This Gospel Narratives course with John Shea is continuing to have a big impact on me, and on the other students as well, I believe. I will search the web to see whether I can find any of the articles he has given us to read, and if I do, I will hot link them into my post, but if not, I can at least give the references so you can find them if you really want to.
Just from memory, one article talks about how Jesus came so that we might be saved, we believe this, but the Father's will and Jesus' intention is that we should enter into his own faith. He lived his life on display, as it were, at least to his disciples, and the Holy Spirit inspired the Gospels in order that in every generation, time, and place, all who hear the Good News might be drawn into Jesus' life and faith. To put it differently, Jesus wants us to enter into his Baptism experience and know as He knows that the Father loves us, loves me, and wants to find his pleasure in us/me. The Father's pleasure is that the world might enter into the union He intended human beings to have with Him when He first created us in Adam and Eve - the first man and woman - the first ones to have within them as their constituting identity a spirit, a soul in the image and likeness of God.
Jesus lived constantly in the insight of his Sonship in his Father, whereas we find it more difficult to abide in that insight, which is one important purpose of prayer for us - to dispose ourselves to be brought back into that insight. At times, we need help, the help and love of others, and especially their forgiveness. That was the whole point of Jesus' parable of the prodigal son. He came back to his father because he was starving, but had forgotten who he was. He had become identified with his failure, with his sin. He had become his sin and had lost who he was in his family and in his family's love.

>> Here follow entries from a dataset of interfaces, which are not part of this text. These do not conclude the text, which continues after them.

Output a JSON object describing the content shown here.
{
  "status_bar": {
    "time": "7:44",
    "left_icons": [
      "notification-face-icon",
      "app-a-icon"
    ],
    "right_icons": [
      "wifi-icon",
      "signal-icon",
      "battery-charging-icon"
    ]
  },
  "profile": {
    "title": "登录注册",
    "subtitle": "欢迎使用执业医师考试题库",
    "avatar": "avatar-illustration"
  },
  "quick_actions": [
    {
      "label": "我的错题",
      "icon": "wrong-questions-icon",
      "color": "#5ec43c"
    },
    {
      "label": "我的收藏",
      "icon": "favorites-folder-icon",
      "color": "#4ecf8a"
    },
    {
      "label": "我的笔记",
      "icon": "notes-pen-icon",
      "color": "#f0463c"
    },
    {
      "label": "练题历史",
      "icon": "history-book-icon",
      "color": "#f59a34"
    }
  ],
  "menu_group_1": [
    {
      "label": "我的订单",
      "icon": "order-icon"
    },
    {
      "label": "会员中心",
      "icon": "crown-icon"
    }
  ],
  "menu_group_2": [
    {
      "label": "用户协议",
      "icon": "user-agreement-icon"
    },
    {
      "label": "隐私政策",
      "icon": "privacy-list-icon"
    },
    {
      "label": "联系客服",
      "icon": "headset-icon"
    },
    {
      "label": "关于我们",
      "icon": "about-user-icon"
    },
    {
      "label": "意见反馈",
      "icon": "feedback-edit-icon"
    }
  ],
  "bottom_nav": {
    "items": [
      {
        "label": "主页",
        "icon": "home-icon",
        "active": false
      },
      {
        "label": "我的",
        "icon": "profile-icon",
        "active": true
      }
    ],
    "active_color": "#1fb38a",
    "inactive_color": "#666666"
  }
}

So the father immediately called to the servants to rush out with the finest robe and put in on him as well as sandals, that these external signs of his dignity and place in the father's heart and in his family might jolt him back to the reality and insight that he was the beloved son of his father. At his Baptism, Jesus disindentified with sin, even though He was without sin, He affirmed his awareness and will of wanting to have nothing to do with sin and remain in his Father's love and will. The gates of heaven opened then not just for Him, but for all of us and for all time. The Father affirmed his love for Jesus and his pleasure in Him come to do his will and restore humanity to the Father's love.
The Father affirms his love for us as well. So the question is, have we fallen into identifying ourselves with our sin and failure, or do we enter wholeheartedly into our Baptism and disidentify ourselves with sin and identify ourselves with Jesus as sons and daughters of our loving Eternal Father? We have only to listen in prayer for his voice affirming his love for us, and like Jesus, be driven into the desert by the Spirit so that we can be tempted and see clearly all the things that we are not - that's what temptations are - things that we are not. Once we reject our temptations, the Spirit leads us back to the society of people, filled with his power. As Jesus said, those who believe in Him and are united to Him will do even greater things than He did, because it's really not about results or external manifestations, rather, it's about the Father finding pleasure in our union with Him in Jesus and then being able to think in us, speak through us, and act in us. As St. Paul said, it is no longer we who live, but Christ who lives in us.
From a Catholic point of view, this is the kind of insight that we want to bring to our celebrations of Penance and Reconciliation, so that everyone there would really want to disidentify with their sin and failure and be reaffirmed in their identity and dignity and freedom to love as sons and daughers of God.
To be continued.